Every day I push myself to my limits – as I write this blog I am struggling through sensory overload just trying to get words out.

When I’ve gone too long without refreshing my batteries I sometimes get sensory overload. Many people now understand that sensory overload is something that many Aspies struggle with, but my sensory overload is a bit different.

All of my senses seem to connect to two parts of my body – my head and my stomach. Most of the time when I am worn down I will get a “headache”. Naps or long hot baths are often an excellent cure when all of my characteristic Aspie anxiety ends up in my head. I can (and do) push past a headache for a few hours if I need to get through my work day, although if I go too long I might cry.

Headaches are horrible but when everything shifts to my stomach I am crippled. every sound, smell, or movement, makes me gag. Sometimes all I cam do is like in bed in a quiet room but not today.

Today I am fighting the swirling nausea. I am choking down the urge to vomit. I’ve got work in five minutes and I’ve got a life to get to. My job lets me work from home fairly often, so on days like this – when I wonder how many hours of my life have been spent with my head in a toilet – are my own little secret. Never let them see you sweat.

Toughen up Aspies – the world doesn’t understand us yet, so we have to fight to fit in.  I am sick but I am pushing myself as hard as I can.

I’m Not Built For City Life

I hate the city. I don’t like the noise, the smell, the large concentration of strangers.

I’m a numbers person. I like facts and statistics. Numbers don’t lie.

Violent crimes happen more often in a big city – rape, burglary, and random acts of violence. We don’t have those where I could from.

All that and still I find myself here sitting in the 8th floor parking garage downtown almost an hour before my shift starts. Why? Because letting myself be defeated is not an option.
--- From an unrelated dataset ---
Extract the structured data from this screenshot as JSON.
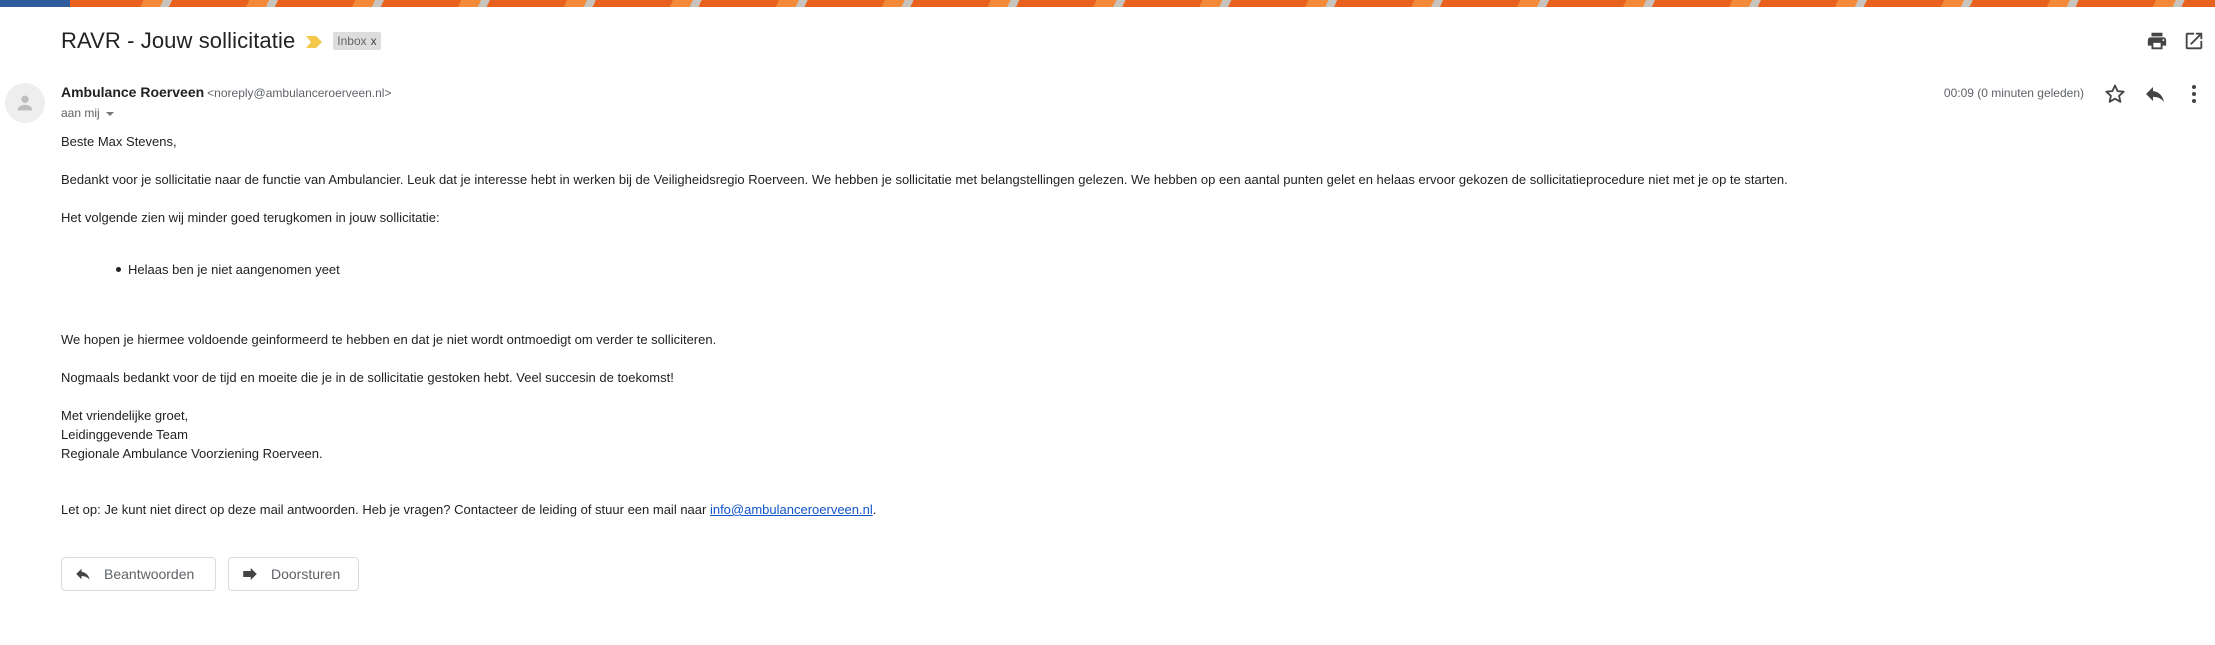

I can make it through a day in hell – one step at a time.

I left the house at 5:30a.m. this morning in order to make my 6:30 a.m. shift start time.

Perhaps the worst thing about the city is the traffic. A drive that should take 20 minutes can take an hour and a half depending on when you leave and the time of day.

Being late gives me anxiety so I arrive at least a half hour early to anything important. Back home I don’t have to worry about traffic, but migrating into the city for work bring unpredictable traffic patterns.

My supersonic hearing is overwhelmed while walking on the city streets. The noise of birds the perfume of flowers washed away by the sounds of car horns and smells of human waste.

Homeless people ask for money as I walk  from the parking garage to the convention center, some forcefully. I’ve heard on the news people were attacked for not giving. I don’t carry cash.

“Please don’t ask me” I say to myself. I can’t read their faces or decipher their intent. It is almost impossible for me to read strangers. Is this person dangerous? I have no idea.

As a child I had no fear of strangers. I would wander right up to them and star talking at them – monologue style. Spouting off information about my favorite hobbies.

The older I get, the more I am aware of my impairments. This has sparked a fear in me that was not there before. I’ve always been an anxious person, but when I was younger I couldn’t see danger – so I did not know it was there.

Now I know that I cannot always see or hear danger – and that in itself is terrifying.

I get lost in the little details, and being alert in the city demands that you be aware of busy surroundings. It is hard for me to not get draw into one little piece of my surroundings.

My shift goes well but my batteries are running low. Back to the parking garage I race not sure how much more of the “real world” I can handle.

Darkness is just sinking in as I get into my car. Driving during rush hour traffic is difficult. I have a hard time with depth perception / judging distance. Driving at night is terrifying because I can barely see the road.

My mother always pointed out that there was something wrong with the way I interpenetrated distance (probably because I walked into a lot of walls and doorways as a kid). It wasn’t until learning about being an Aspie that I began to understand how badly I am affected by this issue.

Unfortunately I am just not built for city life.